- Plastic Canvas Cord--The Metallic cords by Darice are also a nice stiff cord. The gold and silver metallic cords are good for Christmas projects. Their other plastic canvas cords are softer, but still nice.
- Rattail--available in 1- and 2-mm sizes. Use the 2-mm for regular size pony beads, the 1-mm for wee pony beads. I haven't used rattail very much but it's nice.
- Wire--28-gauge is best. Use for any size pony beads, e-beads and seed beads. When you use the wire you can "pose" your critters, and there's even a whole book about making 3-D critters using regular-size pony beads and wire, then bending the beads around to form the body and legs of the critters.
- Coated Wire--The newest thing. I just got some but haven't tried it yet. Looks like it can be used for regular-size and wee pony beads.
- IMPORTANT: If you use wire of any kind for your pony bead critters, keep them out of the reach of small children. They could poke themselves on the wire.
- Other Materials: Hemp cord is used for the bracelet patterns and a few other projects. You could also use curling ribbon for the regular-size pony beads. Another possibility is yarn, but you would have to glue an inch or two of the ends to get enough stiffness to slide the yarn through the rows of beads. For the E-beads or seed beads, you could use thread, dental floss, or embroidery floss and a needle.
- Try different kinds of cords and see what your favorite is!
Now that you've become a beadie fanatic, where do you put all the beads that you keep collecting? Here are some ideas:
- Embroidery Floss Organizers: These are perfect if you're buying the small sizes of bead packages. There are 17 divisions--16 small and 1 large. I have several of these. These are so convenient when you go to make a beadie critter--usually you have enough colors in one organizer that all the colors you need for a particular project are easily accessible in that container. This is good for kids, too. You could also use other multi-compartment organizers, such as hardware organizers or fishing tackle boxes.
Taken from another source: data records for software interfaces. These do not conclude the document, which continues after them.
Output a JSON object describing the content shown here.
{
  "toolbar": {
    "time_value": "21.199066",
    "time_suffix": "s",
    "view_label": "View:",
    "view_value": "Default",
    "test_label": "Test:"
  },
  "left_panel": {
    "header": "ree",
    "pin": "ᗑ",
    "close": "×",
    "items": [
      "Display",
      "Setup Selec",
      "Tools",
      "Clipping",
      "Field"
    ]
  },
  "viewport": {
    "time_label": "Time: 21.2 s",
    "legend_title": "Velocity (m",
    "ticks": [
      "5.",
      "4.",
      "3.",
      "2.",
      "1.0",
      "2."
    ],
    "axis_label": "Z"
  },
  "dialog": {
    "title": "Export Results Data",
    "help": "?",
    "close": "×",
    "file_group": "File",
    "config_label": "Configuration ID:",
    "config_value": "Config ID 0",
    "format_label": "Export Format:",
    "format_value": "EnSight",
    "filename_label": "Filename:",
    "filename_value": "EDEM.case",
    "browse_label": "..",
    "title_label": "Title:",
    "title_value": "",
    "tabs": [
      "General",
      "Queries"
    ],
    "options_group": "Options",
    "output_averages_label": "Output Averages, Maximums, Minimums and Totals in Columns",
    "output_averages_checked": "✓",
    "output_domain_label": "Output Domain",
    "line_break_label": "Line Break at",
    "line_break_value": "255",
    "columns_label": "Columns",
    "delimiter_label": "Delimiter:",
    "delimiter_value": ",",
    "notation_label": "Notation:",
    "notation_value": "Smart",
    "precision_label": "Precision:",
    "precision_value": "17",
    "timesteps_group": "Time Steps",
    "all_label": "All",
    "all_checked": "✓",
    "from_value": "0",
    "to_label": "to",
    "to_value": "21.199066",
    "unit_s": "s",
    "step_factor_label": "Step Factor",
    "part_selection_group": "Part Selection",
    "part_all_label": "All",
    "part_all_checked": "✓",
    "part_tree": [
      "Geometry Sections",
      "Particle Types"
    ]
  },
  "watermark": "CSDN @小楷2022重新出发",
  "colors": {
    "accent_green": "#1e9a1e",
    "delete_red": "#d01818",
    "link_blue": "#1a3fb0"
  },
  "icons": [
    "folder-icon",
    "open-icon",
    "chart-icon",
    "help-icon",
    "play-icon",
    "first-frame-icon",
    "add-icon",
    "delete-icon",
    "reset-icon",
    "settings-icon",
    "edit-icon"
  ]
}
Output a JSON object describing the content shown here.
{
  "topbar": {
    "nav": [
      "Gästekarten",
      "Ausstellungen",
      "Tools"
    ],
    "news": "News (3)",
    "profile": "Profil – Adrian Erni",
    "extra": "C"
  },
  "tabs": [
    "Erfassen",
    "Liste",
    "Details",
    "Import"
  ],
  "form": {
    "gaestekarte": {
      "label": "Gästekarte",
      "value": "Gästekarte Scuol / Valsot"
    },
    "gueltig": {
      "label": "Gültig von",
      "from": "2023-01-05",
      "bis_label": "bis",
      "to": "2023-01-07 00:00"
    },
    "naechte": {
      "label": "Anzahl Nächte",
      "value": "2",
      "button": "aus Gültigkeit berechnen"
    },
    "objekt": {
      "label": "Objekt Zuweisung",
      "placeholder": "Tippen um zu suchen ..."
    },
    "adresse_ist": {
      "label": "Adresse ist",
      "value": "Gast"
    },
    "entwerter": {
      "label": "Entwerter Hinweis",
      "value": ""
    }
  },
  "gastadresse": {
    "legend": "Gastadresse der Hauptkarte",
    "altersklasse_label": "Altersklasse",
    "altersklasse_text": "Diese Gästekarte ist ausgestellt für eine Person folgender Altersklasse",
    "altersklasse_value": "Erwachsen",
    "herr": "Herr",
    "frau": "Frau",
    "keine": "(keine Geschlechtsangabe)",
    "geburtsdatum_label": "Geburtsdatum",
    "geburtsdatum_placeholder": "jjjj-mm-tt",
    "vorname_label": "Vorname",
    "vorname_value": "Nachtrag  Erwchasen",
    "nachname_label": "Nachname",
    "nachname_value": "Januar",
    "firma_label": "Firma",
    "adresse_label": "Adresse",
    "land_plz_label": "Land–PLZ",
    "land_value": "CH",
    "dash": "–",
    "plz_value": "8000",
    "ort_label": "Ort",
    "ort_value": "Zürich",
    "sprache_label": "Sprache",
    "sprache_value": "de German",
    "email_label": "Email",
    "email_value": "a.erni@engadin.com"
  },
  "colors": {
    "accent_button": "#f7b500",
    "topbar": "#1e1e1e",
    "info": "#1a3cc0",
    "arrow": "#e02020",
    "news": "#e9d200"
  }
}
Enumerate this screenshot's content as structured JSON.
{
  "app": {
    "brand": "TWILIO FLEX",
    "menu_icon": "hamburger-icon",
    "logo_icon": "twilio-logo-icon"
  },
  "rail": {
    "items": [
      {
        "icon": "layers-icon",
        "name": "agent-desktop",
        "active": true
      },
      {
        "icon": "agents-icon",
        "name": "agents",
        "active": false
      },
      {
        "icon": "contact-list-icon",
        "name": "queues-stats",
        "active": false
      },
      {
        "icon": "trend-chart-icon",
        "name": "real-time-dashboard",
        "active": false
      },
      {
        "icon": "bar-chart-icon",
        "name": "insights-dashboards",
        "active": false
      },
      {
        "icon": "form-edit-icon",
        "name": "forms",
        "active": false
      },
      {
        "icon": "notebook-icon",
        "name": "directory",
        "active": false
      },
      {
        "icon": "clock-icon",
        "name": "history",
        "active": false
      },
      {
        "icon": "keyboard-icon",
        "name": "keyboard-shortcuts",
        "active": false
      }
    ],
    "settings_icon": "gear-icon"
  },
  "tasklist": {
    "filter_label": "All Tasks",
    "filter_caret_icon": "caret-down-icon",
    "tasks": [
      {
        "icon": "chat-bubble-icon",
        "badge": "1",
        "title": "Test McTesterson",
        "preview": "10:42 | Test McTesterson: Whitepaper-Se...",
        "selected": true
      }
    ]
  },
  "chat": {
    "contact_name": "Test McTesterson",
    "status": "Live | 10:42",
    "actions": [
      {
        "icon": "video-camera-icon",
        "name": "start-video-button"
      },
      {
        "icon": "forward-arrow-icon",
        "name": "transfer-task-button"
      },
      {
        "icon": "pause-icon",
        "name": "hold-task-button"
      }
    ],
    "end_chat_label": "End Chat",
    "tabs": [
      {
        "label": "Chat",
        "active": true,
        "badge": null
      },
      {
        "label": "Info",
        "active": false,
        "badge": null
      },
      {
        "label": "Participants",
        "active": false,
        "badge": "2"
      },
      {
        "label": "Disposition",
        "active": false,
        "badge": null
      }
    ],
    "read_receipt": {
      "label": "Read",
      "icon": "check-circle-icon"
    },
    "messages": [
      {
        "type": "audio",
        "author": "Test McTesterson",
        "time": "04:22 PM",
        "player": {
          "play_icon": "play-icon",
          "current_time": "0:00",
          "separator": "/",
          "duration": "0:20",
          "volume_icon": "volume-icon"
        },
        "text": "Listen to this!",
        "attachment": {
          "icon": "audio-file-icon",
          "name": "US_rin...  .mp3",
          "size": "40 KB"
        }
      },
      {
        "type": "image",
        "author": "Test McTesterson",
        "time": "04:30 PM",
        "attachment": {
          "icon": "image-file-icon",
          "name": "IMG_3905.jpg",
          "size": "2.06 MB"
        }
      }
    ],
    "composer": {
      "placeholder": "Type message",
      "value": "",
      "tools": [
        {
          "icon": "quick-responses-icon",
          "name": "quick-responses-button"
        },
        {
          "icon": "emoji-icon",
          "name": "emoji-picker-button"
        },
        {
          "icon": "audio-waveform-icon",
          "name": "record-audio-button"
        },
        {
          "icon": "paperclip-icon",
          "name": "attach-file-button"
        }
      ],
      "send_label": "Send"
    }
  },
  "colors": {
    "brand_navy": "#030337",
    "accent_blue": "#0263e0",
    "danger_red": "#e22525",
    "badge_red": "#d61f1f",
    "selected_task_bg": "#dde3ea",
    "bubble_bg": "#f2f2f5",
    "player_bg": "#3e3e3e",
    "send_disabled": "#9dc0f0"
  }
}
- Frosting Containers or other small plastic containers: Once you start buying beads in the "ValuPaks" of 720 or from Bolek's in bags of 1,000, you'll need something bigger to hold the beads. If you have a large collection of containers such as frosting tubs, you can use those. Others have suggested Kool-aid or Capri Sun containers, or inexpensive clear plastic or glass jars. Label the lid with the color, or glue one of the beads on the lid, so you can tell what you've got.
- The Ziploc Bag/4-drawer Tower System: I've got so many beads now I ran out of frosting tubs. I started putting them into quart-size Ziploc bags. Then I bought a 4-drawer Rubbermaid storage tower thingie. If you lay the Ziploc bags of beads so they are flat, you can fit the bags two across, two deep, and 5 or 6 high. The top drawer holds ribbon and cord, keyrings, lanyard hooks, etc. The second drawer has all the opaque regular pony beads. Third drawer, perle finish and transparent pony beads. 4th drawer, faceted pony beads and wee pony beads. This works out pretty well for me. I had to buy another 4-drawer tower and fit it on top of the other one, to fit in all the new sizes of beads. The tower sits in my bedroom and that's where I make beadie critters.